- [Required action]:
Make a verbatim copy of the records; pictures stay out.

- [Dataset rows for apps and sites]:

* * * * * * *

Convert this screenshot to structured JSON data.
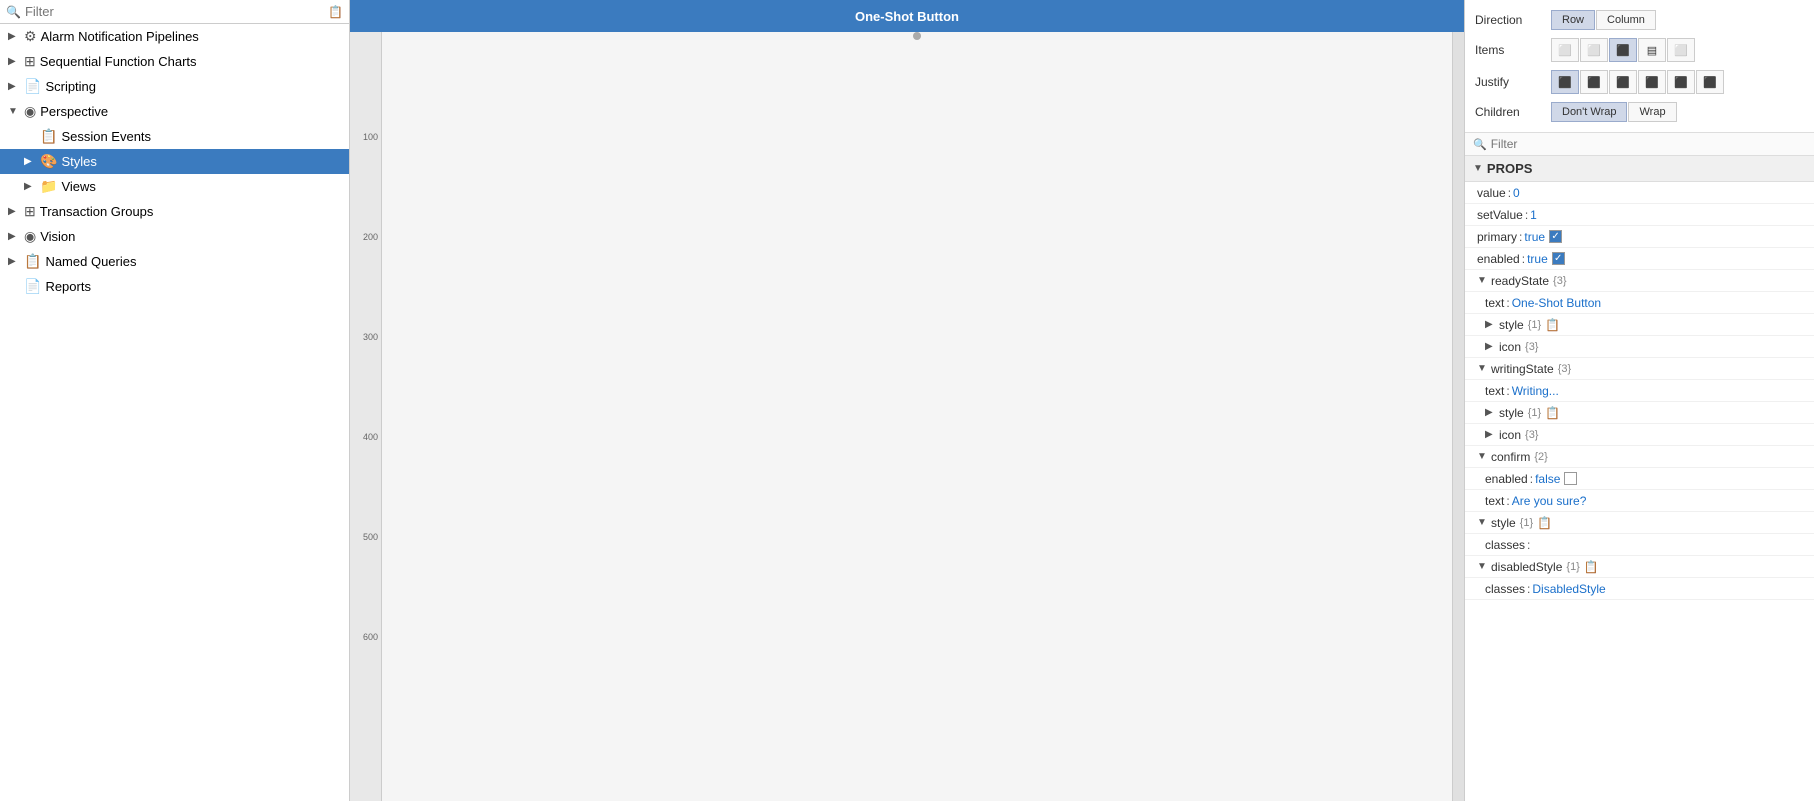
{
  "sidebar": {
    "search_placeholder": "Filter",
    "items": [
      {
        "id": "alarm-pipelines",
        "label": "Alarm Notification Pipelines",
        "depth": 0,
        "expanded": false,
        "icon": "⚙",
        "hasArrow": true
      },
      {
        "id": "sequential-function-charts",
        "label": "Sequential Function Charts",
        "depth": 0,
        "expanded": false,
        "icon": "⊞",
        "hasArrow": true
      },
      {
        "id": "scripting",
        "label": "Scripting",
        "depth": 0,
        "expanded": false,
        "icon": "📄",
        "hasArrow": true
      },
      {
        "id": "perspective",
        "label": "Perspective",
        "depth": 0,
        "expanded": true,
        "icon": "◉",
        "hasArrow": true
      },
      {
        "id": "session-events",
        "label": "Session Events",
        "depth": 1,
        "expanded": false,
        "icon": "📋",
        "hasArrow": false
      },
      {
        "id": "styles",
        "label": "Styles",
        "depth": 1,
        "expanded": false,
        "icon": "🎨",
        "hasArrow": true,
        "selected": true
      },
      {
        "id": "views",
        "label": "Views",
        "depth": 1,
        "expanded": false,
        "icon": "📁",
        "hasArrow": true
      },
      {
        "id": "transaction-groups",
        "label": "Transaction Groups",
        "depth": 0,
        "expanded": false,
        "icon": "⊞",
        "hasArrow": true
      },
      {
        "id": "vision",
        "label": "Vision",
        "depth": 0,
        "expanded": false,
        "icon": "◉",
        "hasArrow": true
      },
      {
        "id": "named-queries",
        "label": "Named Queries",
        "depth": 0,
        "expanded": false,
        "icon": "📋",
        "hasArrow": true
      },
      {
        "id": "reports",
        "label": "Reports",
        "depth": 0,
        "expanded": false,
        "icon": "📄",
        "hasArrow": false
      }
    ]
  },
  "canvas": {
    "title": "One-Shot Button",
    "ruler_marks": [
      "100",
      "200",
      "300",
      "400",
      "500",
      "600"
    ]
  },
  "right_panel": {
    "direction": {
      "label": "Direction",
      "options": [
        "Row",
        "Column"
      ],
      "active": "Column"
    },
    "items": {
      "label": "Items",
      "buttons": [
        "⊟",
        "⊠",
        "⊡",
        "⊢",
        "⊣"
      ]
    },
    "justify": {
      "label": "Justify",
      "buttons": [
        "≡",
        "≡",
        "≡",
        "≡",
        "≡",
        "≡"
      ]
    },
    "children": {
      "label": "Children",
      "options": [
        "Don't Wrap",
        "Wrap"
      ],
      "active": "Don't Wrap"
    },
    "filter_placeholder": "Filter",
    "props_section_label": "PROPS",
    "props": [
      {
        "key": "value",
        "colon": ":",
        "val": "0",
        "val_type": "blue",
        "depth": 0,
        "expandable": false
      },
      {
        "key": "setValue",
        "colon": ":",
        "val": "1",
        "val_type": "blue",
        "depth": 0,
        "expandable": false
      },
      {
        "key": "primary",
        "colon": ":",
        "val": "true",
        "val_type": "blue",
        "depth": 0,
        "expandable": false,
        "checkbox": "checked"
      },
      {
        "key": "enabled",
        "colon": ":",
        "val": "true",
        "val_type": "blue",
        "depth": 0,
        "expandable": false,
        "checkbox": "checked"
      },
      {
        "key": "readyState",
        "count": "{3}",
        "depth": 0,
        "expandable": true,
        "expanded": true
      },
      {
        "key": "text",
        "colon": ":",
        "val": "One-Shot Button",
        "val_type": "blue",
        "depth": 1,
        "expandable": false
      },
      {
        "key": "style",
        "count": "{1}",
        "depth": 1,
        "expandable": true,
        "expanded": false,
        "hasNote": true
      },
      {
        "key": "icon",
        "count": "{3}",
        "depth": 1,
        "expandable": true,
        "expanded": false
      },
      {
        "key": "writingState",
        "count": "{3}",
        "depth": 0,
        "expandable": true,
        "expanded": true
      },
      {
        "key": "text",
        "colon": ":",
        "val": "Writing...",
        "val_type": "blue",
        "depth": 1,
        "expandable": false
      },
      {
        "key": "style",
        "count": "{1}",
        "depth": 1,
        "expandable": true,
        "expanded": false,
        "hasNote": true
      },
      {
        "key": "icon",
        "count": "{3}",
        "depth": 1,
        "expandable": true,
        "expanded": false
      },
      {
        "key": "confirm",
        "count": "{2}",
        "depth": 0,
        "expandable": true,
        "expanded": true
      },
      {
        "key": "enabled",
        "colon": ":",
        "val": "false",
        "val_type": "blue",
        "depth": 1,
        "expandable": false,
        "checkbox": "unchecked"
      },
      {
        "key": "text",
        "colon": ":",
        "val": "Are you sure?",
        "val_type": "blue",
        "depth": 1,
        "expandable": false
      },
      {
        "key": "style",
        "count": "{1}",
        "depth": 0,
        "expandable": true,
        "expanded": true,
        "hasNote": true
      },
      {
        "key": "classes",
        "colon": ":",
        "val": "",
        "val_type": "blue",
        "depth": 1,
        "expandable": false
      },
      {
        "key": "disabledStyle",
        "count": "{1}",
        "depth": 0,
        "expandable": true,
        "expanded": true,
        "hasNote": true
      },
      {
        "key": "classes",
        "colon": ":",
        "val": "DisabledStyle",
        "val_type": "blue",
        "depth": 1,
        "expandable": false
      }
    ]
  }
}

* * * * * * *

- [Solution for this exercise]:
Convert this screenshot to structured JSON data.
{
  "sidebar": {
    "search_placeholder": "Filter",
    "items": [
      {
        "id": "alarm-pipelines",
        "label": "Alarm Notification Pipelines",
        "depth": 0,
        "expanded": false,
        "icon": "⚙",
        "hasArrow": true
      },
      {
        "id": "sequential-function-charts",
        "label": "Sequential Function Charts",
        "depth": 0,
        "expanded": false,
        "icon": "⊞",
        "hasArrow": true
      },
      {
        "id": "scripting",
        "label": "Scripting",
        "depth": 0,
        "expanded": false,
        "icon": "📄",
        "hasArrow": true
      },
      {
        "id": "perspective",
        "label": "Perspective",
        "depth": 0,
        "expanded": true,
        "icon": "◉",
        "hasArrow": true
      },
      {
        "id": "session-events",
        "label": "Session Events",
        "depth": 1,
        "expanded": false,
        "icon": "📋",
        "hasArrow": false
      },
      {
        "id": "styles",
        "label": "Styles",
        "depth": 1,
        "expanded": false,
        "icon": "🎨",
        "hasArrow": true,
        "selected": true
      },
      {
        "id": "views",
        "label": "Views",
        "depth": 1,
        "expanded": false,
        "icon": "📁",
        "hasArrow": true
      },
      {
        "id": "transaction-groups",
        "label": "Transaction Groups",
        "depth": 0,
        "expanded": false,
        "icon": "⊞",
        "hasArrow": true
      },
      {
        "id": "vision",
        "label": "Vision",
        "depth": 0,
        "expanded": false,
        "icon": "◉",
        "hasArrow": true
      },
      {
        "id": "named-queries",
        "label": "Named Queries",
        "depth": 0,
        "expanded": false,
        "icon": "📋",
        "hasArrow": true
      },
      {
        "id": "reports",
        "label": "Reports",
        "depth": 0,
        "expanded": false,
        "icon": "📄",
        "hasArrow": false
      }
    ]
  },
  "canvas": {
    "title": "One-Shot Button",
    "ruler_marks": [
      "100",
      "200",
      "300",
      "400",
      "500",
      "600"
    ]
  },
  "right_panel": {
    "direction": {
      "label": "Direction",
      "options": [
        "Row",
        "Column"
      ],
      "active": "Column"
    },
    "items": {
      "label": "Items",
      "buttons": [
        "⊟",
        "⊠",
        "⊡",
        "⊢",
        "⊣"
      ]
    },
    "justify": {
      "label": "Justify",
      "buttons": [
        "≡",
        "≡",
        "≡",
        "≡",
        "≡",
        "≡"
      ]
    },
    "children": {
      "label": "Children",
      "options": [
        "Don't Wrap",
        "Wrap"
      ],
      "active": "Don't Wrap"
    },
    "filter_placeholder": "Filter",
    "props_section_label": "PROPS",
    "props": [
      {
        "key": "value",
        "colon": ":",
        "val": "0",
        "val_type": "blue",
        "depth": 0,
        "expandable": false
      },
      {
        "key": "setValue",
        "colon": ":",
        "val": "1",
        "val_type": "blue",
        "depth": 0,
        "expandable": false
      },
      {
        "key": "primary",
        "colon": ":",
        "val": "true",
        "val_type": "blue",
        "depth": 0,
        "expandable": false,
        "checkbox": "checked"
      },
      {
        "key": "enabled",
        "colon": ":",
        "val": "true",
        "val_type": "blue",
        "depth": 0,
        "expandable": false,
        "checkbox": "checked"
      },
      {
        "key": "readyState",
        "count": "{3}",
        "depth": 0,
        "expandable": true,
        "expanded": true
      },
      {
        "key": "text",
        "colon": ":",
        "val": "One-Shot Button",
        "val_type": "blue",
        "depth": 1,
        "expandable": false
      },
      {
        "key": "style",
        "count": "{1}",
        "depth": 1,
        "expandable": true,
        "expanded": false,
        "hasNote": true
      },
      {
        "key": "icon",
        "count": "{3}",
        "depth": 1,
        "expandable": true,
        "expanded": false
      },
      {
        "key": "writingState",
        "count": "{3}",
        "depth": 0,
        "expandable": true,
        "expanded": true
      },
      {
        "key": "text",
        "colon": ":",
        "val": "Writing...",
        "val_type": "blue",
        "depth": 1,
        "expandable": false
      },
      {
        "key": "style",
        "count": "{1}",
        "depth": 1,
        "expandable": true,
        "expanded": false,
        "hasNote": true
      },
      {
        "key": "icon",
        "count": "{3}",
        "depth": 1,
        "expandable": true,
        "expanded": false
      },
      {
        "key": "confirm",
        "count": "{2}",
        "depth": 0,
        "expandable": true,
        "expanded": true
      },
      {
        "key": "enabled",
        "colon": ":",
        "val": "false",
        "val_type": "blue",
        "depth": 1,
        "expandable": false,
        "checkbox": "unchecked"
      },
      {
        "key": "text",
        "colon": ":",
        "val": "Are you sure?",
        "val_type": "blue",
        "depth": 1,
        "expandable": false
      },
      {
        "key": "style",
        "count": "{1}",
        "depth": 0,
        "expandable": true,
        "expanded": true,
        "hasNote": true
      },
      {
        "key": "classes",
        "colon": ":",
        "val": "",
        "val_type": "blue",
        "depth": 1,
        "expandable": false
      },
      {
        "key": "disabledStyle",
        "count": "{1}",
        "depth": 0,
        "expandable": true,
        "expanded": true,
        "hasNote": true
      },
      {
        "key": "classes",
        "colon": ":",
        "val": "DisabledStyle",
        "val_type": "blue",
        "depth": 1,
        "expandable": false
      }
    ]
  }
}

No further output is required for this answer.